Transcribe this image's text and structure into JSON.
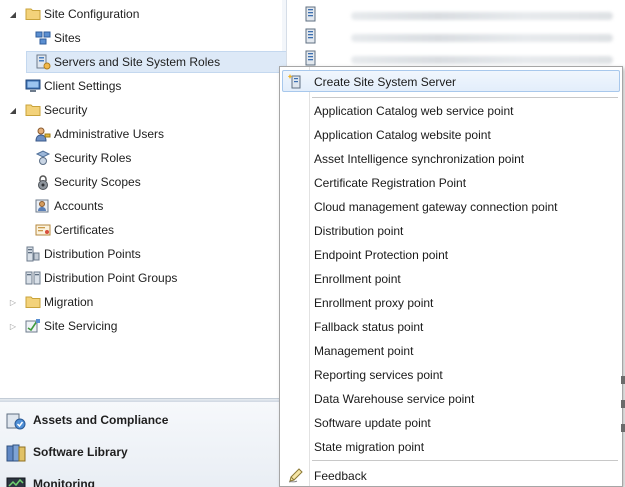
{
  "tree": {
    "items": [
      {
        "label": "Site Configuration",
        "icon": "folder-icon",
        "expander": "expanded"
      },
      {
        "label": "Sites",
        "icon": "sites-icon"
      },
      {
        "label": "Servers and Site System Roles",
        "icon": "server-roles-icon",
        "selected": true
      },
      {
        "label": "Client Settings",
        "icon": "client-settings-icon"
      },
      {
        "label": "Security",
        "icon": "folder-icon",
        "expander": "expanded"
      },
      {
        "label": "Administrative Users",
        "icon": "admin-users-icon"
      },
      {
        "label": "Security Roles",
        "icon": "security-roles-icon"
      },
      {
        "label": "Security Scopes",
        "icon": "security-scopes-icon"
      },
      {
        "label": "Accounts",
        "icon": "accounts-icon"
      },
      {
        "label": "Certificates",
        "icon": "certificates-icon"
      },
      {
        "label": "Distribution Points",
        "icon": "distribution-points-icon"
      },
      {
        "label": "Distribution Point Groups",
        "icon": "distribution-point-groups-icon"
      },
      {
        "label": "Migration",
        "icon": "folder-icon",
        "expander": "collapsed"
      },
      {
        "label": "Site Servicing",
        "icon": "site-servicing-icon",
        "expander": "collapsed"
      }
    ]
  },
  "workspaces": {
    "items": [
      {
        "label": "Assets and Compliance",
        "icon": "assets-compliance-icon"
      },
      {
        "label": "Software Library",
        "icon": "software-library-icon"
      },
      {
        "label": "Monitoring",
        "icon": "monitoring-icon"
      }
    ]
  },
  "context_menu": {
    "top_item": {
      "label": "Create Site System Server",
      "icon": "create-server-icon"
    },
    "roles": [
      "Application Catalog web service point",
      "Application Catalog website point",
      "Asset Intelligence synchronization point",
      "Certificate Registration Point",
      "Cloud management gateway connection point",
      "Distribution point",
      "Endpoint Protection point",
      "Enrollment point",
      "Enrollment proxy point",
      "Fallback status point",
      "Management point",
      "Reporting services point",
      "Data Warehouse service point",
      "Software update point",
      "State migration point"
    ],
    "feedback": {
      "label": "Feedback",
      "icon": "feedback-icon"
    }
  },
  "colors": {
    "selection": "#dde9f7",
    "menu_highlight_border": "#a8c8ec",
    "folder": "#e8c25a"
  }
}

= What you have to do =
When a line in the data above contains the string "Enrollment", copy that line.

= Solved problem =
      "Enrollment point",
      "Enrollment proxy point",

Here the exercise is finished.